[Reposted to the top slot by request of Mr. Kleptone himself.]
In 1995, Duran Duran released one of the more ill-advised collection of covers ever to be released (and subsequently ridiculed). It’s not as if it was a horrible set of tunes. It was more the fact that Simon Le Bon and his backup pinups didn’t have the required street cred to pull off covers of Grandmaster Flash and (oh, lord) Public Enemy. Now, their cover of White Lines is not incredibly bad by any means. Misguided and inappropriate, yes, but it’s not a bad piece of poppish rap, if you can divorce it from the first two terms listed in this sentence.
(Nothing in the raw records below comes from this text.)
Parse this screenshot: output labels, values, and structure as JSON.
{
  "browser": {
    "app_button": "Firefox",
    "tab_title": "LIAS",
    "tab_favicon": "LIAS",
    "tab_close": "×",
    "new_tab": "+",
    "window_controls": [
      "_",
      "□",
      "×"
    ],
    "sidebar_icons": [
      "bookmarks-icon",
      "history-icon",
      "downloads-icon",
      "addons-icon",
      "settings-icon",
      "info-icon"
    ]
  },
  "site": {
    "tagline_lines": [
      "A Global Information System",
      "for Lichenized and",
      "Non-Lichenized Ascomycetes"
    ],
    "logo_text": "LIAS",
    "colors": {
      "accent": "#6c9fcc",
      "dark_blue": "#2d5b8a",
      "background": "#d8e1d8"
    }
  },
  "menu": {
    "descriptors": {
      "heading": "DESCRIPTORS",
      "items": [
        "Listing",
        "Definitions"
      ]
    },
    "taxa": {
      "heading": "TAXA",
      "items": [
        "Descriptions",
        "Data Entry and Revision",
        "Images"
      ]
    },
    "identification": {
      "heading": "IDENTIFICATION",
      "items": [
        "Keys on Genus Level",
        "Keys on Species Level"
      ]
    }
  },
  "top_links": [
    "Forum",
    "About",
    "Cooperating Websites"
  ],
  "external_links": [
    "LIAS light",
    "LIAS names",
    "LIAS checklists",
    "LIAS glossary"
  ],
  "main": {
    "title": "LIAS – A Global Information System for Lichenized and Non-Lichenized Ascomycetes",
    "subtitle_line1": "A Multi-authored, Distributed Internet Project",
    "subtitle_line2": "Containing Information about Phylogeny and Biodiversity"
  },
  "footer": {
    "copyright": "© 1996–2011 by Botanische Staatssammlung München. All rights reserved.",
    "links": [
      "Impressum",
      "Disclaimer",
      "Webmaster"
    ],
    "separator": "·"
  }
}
Eric Kleptone, however, divorces the vocals from the instrumentation and this simple action completely highlights exactly how misguided and inappropriate the cover is. This separation allows the listener to hear exactly how arch and BAD (for an honest lack of a better word) Le Bon’s vocals are. Retrofitted with Marvin Gaye (and a bit of Dr. Dre), we can now hear Le Bon’s vocal affectations in full swing, lying somewhere between half-ironic karaoke and full-ironic lounge singer and completely devoid of any redeeming sincerity. I suppose we can be thankful he didn’t attempt to sound more “black.”
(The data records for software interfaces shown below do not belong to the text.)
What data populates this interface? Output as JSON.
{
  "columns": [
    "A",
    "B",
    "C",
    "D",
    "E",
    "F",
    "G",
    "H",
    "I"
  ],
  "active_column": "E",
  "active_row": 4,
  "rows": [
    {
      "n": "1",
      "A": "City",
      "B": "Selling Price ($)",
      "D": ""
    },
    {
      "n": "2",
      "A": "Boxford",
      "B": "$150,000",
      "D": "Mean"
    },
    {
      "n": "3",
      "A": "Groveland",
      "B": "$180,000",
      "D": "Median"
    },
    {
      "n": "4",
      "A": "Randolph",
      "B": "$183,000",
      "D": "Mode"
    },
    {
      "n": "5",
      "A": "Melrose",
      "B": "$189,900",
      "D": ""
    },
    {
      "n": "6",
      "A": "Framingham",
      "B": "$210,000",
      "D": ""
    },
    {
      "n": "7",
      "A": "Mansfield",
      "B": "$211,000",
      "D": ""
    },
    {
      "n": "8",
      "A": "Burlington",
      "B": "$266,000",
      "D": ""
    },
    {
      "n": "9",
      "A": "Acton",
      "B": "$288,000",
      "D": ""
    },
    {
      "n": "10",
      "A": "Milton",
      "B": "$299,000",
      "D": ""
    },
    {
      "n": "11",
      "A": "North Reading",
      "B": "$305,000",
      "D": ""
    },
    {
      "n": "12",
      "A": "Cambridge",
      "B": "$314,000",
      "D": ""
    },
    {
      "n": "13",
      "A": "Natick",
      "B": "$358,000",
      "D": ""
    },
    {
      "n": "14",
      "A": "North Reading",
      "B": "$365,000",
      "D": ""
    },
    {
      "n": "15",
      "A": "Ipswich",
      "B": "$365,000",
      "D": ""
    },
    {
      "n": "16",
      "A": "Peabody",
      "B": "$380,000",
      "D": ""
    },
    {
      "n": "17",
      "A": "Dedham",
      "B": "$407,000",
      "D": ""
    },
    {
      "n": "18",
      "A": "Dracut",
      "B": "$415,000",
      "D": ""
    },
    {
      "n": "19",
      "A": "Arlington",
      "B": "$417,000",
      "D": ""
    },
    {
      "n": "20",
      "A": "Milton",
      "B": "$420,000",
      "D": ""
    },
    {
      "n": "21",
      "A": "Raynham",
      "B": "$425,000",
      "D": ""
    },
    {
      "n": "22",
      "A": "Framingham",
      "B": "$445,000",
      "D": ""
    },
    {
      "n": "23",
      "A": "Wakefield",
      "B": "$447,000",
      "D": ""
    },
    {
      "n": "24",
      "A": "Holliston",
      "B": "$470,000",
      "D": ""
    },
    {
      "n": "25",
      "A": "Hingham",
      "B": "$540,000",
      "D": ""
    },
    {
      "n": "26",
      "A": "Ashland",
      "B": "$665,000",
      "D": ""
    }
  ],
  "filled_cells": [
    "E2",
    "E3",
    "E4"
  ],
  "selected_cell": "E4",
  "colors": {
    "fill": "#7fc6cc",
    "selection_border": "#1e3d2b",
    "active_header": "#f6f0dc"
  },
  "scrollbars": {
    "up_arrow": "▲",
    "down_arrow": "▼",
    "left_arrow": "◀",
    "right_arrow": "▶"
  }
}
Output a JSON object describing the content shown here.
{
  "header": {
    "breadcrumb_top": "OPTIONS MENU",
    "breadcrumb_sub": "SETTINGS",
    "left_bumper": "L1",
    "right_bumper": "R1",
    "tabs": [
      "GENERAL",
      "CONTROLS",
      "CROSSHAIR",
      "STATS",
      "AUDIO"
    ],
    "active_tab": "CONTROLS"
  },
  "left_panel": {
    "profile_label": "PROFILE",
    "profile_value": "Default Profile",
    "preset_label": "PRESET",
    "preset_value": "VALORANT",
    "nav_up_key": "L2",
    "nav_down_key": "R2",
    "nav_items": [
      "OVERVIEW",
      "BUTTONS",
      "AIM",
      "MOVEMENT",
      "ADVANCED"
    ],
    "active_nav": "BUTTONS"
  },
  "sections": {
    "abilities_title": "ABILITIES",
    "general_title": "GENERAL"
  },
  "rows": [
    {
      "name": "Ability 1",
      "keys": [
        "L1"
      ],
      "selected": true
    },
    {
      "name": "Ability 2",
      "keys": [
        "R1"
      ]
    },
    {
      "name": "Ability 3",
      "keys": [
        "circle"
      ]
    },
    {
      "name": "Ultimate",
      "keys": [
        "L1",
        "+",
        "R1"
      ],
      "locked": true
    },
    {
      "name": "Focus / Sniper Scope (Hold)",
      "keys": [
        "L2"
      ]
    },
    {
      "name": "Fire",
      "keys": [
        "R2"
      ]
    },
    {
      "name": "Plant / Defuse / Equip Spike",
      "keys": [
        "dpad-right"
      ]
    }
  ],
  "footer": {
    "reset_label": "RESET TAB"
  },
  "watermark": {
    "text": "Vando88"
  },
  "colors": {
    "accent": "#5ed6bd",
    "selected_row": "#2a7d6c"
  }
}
I’m not sure if pointing out Le Bon’s “dramatic” vocals was Mr. Kleptone’s original intention, but lord knows he had to have heard it once he spilit off the vocals. The resulting mashup, while enjoyable and easy on the ears, can be heard as a warning shot to other white pop bands to stay the fuck out of the hood.